FELDWICK: I agree with you certainly that short termism is another thing that's been well documented and much talked about. It's difficult to know how one really shifts that because if its roots are right at the core of what a business is trying to do, then it's very difficult to make that argument that building a brand is a good thing. I was looking at evidence recently that brands that are owned by venture capital companies are not really interested in the long term and you can see that their share prices don't go up because they're not planning for the long term. They don't care because that's not what they're in it for. They just want to rank up the short-term profits and and then sell it on.
So if there is a short-term attitude right at the heart of a business but of course you know not all businesses are like that, but those who want to be building for the long term, I think there is a very strong case to be made for branding and Mark Ritson recently wrote something I thought rather good about this thing. It's actually quite difficult to persuade a board but it can be done and it does require a lot of skills on the part of the CMO to do that. But I think that is one great divide that needs to be addressed by whatever means. And, of course, in terms of the other point about creative and media, I really can't make an argument that says why they should be kept apart – whatever bringing them back together might mean.
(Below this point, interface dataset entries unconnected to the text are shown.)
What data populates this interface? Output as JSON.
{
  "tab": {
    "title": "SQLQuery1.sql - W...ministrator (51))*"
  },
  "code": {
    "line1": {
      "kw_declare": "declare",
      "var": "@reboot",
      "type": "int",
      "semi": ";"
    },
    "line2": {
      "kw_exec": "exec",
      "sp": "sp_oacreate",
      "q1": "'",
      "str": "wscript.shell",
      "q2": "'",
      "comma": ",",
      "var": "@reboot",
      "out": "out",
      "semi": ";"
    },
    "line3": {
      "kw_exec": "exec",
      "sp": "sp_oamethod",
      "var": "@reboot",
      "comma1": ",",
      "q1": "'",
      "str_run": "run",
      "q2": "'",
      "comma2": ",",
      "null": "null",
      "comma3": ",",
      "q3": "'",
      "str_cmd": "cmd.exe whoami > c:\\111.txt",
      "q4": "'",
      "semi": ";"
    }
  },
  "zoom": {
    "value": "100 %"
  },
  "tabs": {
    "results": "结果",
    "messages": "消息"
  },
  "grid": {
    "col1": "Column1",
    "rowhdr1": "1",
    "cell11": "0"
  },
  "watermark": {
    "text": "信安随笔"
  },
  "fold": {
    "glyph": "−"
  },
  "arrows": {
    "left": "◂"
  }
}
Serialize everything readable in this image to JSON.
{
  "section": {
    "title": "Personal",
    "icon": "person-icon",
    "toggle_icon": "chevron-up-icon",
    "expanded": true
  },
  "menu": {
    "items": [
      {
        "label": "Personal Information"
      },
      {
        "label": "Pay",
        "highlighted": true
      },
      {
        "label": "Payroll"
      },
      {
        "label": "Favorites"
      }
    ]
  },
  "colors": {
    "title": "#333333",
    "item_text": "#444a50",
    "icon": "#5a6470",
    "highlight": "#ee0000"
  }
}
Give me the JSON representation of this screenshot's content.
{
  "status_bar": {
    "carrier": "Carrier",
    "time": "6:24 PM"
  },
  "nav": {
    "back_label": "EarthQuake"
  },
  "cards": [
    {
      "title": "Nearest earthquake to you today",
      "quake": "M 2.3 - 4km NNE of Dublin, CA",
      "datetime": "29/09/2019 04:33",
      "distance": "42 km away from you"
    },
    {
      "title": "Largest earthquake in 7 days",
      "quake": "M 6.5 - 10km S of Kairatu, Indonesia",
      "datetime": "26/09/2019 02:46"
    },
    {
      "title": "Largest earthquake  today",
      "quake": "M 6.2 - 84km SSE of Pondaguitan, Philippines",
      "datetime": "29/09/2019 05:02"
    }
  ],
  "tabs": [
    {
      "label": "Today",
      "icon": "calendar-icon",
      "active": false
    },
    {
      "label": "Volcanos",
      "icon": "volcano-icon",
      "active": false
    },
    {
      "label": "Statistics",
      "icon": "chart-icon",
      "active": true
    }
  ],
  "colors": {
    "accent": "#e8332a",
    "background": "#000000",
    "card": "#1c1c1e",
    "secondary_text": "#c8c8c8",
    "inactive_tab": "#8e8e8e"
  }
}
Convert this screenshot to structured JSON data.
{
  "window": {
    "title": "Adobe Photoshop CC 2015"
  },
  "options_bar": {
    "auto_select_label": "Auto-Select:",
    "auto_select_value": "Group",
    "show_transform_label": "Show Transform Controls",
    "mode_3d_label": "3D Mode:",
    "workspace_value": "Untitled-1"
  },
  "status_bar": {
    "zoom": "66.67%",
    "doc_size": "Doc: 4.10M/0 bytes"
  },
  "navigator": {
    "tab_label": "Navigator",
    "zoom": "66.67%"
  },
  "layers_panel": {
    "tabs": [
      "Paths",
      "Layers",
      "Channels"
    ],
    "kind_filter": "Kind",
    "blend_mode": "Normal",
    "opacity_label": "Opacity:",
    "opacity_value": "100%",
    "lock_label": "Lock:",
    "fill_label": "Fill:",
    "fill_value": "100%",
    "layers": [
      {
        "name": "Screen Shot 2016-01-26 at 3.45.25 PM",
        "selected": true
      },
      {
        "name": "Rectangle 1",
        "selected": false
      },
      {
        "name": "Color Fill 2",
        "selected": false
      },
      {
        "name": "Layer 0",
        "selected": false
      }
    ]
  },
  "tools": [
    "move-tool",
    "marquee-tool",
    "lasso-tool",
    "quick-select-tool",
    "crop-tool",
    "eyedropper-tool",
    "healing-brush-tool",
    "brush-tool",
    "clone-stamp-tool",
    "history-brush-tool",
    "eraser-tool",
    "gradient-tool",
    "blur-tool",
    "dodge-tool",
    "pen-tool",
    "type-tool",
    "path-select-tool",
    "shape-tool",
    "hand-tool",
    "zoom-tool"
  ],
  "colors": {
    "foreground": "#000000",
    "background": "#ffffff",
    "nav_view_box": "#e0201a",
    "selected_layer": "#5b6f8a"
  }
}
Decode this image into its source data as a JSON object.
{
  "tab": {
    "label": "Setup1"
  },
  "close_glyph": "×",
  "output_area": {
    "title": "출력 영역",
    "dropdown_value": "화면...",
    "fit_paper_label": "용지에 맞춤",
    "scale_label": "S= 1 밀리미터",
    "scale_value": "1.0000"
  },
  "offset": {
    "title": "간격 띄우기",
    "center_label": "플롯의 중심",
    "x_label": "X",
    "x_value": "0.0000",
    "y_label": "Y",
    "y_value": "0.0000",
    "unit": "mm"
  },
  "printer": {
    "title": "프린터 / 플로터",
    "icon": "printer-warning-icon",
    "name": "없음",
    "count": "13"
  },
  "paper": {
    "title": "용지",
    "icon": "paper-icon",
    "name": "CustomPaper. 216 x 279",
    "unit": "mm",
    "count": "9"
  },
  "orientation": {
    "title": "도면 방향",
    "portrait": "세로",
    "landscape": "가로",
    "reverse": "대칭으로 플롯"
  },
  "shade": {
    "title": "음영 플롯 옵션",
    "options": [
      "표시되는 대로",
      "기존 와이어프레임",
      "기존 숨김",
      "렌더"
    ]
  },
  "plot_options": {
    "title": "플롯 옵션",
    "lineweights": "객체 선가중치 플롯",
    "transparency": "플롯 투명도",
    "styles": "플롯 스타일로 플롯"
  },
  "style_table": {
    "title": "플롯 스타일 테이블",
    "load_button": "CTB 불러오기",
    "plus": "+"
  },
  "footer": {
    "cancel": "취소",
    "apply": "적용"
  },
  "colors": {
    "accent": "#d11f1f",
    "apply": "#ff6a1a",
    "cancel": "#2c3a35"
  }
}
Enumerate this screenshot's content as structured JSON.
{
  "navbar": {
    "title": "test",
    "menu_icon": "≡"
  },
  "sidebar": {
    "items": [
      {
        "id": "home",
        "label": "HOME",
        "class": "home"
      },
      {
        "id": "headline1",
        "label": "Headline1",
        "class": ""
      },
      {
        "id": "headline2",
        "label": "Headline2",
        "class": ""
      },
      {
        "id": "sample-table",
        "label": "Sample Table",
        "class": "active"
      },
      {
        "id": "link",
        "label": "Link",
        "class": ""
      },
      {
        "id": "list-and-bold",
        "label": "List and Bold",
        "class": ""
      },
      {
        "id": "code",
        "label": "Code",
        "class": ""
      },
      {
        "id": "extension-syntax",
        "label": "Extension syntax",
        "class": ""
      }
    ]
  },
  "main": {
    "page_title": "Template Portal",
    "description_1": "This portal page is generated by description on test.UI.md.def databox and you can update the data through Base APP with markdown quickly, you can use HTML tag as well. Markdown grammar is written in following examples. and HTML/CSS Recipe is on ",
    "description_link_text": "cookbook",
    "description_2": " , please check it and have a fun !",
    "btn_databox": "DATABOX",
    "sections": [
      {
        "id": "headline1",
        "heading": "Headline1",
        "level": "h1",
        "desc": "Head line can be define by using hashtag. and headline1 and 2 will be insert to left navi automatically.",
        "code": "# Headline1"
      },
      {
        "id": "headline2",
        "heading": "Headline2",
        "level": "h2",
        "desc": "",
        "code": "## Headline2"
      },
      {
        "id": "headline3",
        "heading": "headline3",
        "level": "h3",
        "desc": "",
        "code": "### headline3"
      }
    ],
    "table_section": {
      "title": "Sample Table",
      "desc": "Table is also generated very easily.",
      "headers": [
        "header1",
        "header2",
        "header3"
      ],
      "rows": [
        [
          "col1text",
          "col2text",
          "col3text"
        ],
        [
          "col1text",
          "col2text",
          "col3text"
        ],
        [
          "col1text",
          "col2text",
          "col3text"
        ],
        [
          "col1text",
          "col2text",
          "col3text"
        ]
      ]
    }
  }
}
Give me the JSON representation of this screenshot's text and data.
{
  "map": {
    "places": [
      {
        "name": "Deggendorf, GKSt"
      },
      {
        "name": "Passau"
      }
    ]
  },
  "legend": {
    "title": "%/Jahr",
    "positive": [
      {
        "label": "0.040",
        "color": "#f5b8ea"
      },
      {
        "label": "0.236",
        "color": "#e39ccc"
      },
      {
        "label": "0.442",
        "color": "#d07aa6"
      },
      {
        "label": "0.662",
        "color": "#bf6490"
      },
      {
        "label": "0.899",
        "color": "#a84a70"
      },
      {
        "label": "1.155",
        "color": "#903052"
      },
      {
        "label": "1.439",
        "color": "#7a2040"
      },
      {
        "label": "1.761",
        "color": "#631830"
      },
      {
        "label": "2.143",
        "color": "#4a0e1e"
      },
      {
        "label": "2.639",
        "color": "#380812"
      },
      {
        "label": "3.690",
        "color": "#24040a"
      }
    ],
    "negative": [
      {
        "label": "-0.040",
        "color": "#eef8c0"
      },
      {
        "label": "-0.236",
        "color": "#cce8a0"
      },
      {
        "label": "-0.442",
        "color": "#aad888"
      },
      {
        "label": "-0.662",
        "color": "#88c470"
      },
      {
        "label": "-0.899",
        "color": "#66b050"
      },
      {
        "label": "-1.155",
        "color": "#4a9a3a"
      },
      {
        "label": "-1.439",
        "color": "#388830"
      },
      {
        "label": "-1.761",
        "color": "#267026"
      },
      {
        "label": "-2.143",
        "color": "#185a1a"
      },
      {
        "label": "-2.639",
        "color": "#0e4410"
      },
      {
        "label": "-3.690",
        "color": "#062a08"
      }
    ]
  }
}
I think it's something that we should all be thinking about and certainly one important aspect of that is – not so much in the level of you know because we are putting this ad here this is how you write the ad (although that may be a part of it) – it's more to do with how both those both those skills are looking at the same reality and looking at the same information and are addressing the same needs, that they are both addressing the same task of brand building and they're both looking at the same sort of data, the same sort of information and they are working within that same framework. That used to be much more the case when when creative and media were together in the same agencies.
I suppose the intention behind account planning and its origins, whether it was realised or not, was very similar to what you're trying to do at Crater Lake which it was always saying there is more and more information and data around but it is not being brought together, it is not being coordinated and it's not being used in a holistic way and I think at its best we were able to do that at BMP and at JWT media planning and account planning were very very close and that brought the whole thing together. The planners were the people who were pulling all the data sources together and interpreting it and helping to make sense of it which is which is precisely what we're doing now. I think that perennially remains something that's important to do. So yes I think whatever it means bringing creative and media back together is something that is probably overdue.
NEXT WEEK: Tammy Charnley, General Manager, Marketing, Suzuki
THREE: Abba Newbery, CMO, Habito
TWO: Nick Emery, founding partner, You & Mr Jones Media
ONE: Prof Karen Nelson-Field, founder of Amplified Intelligence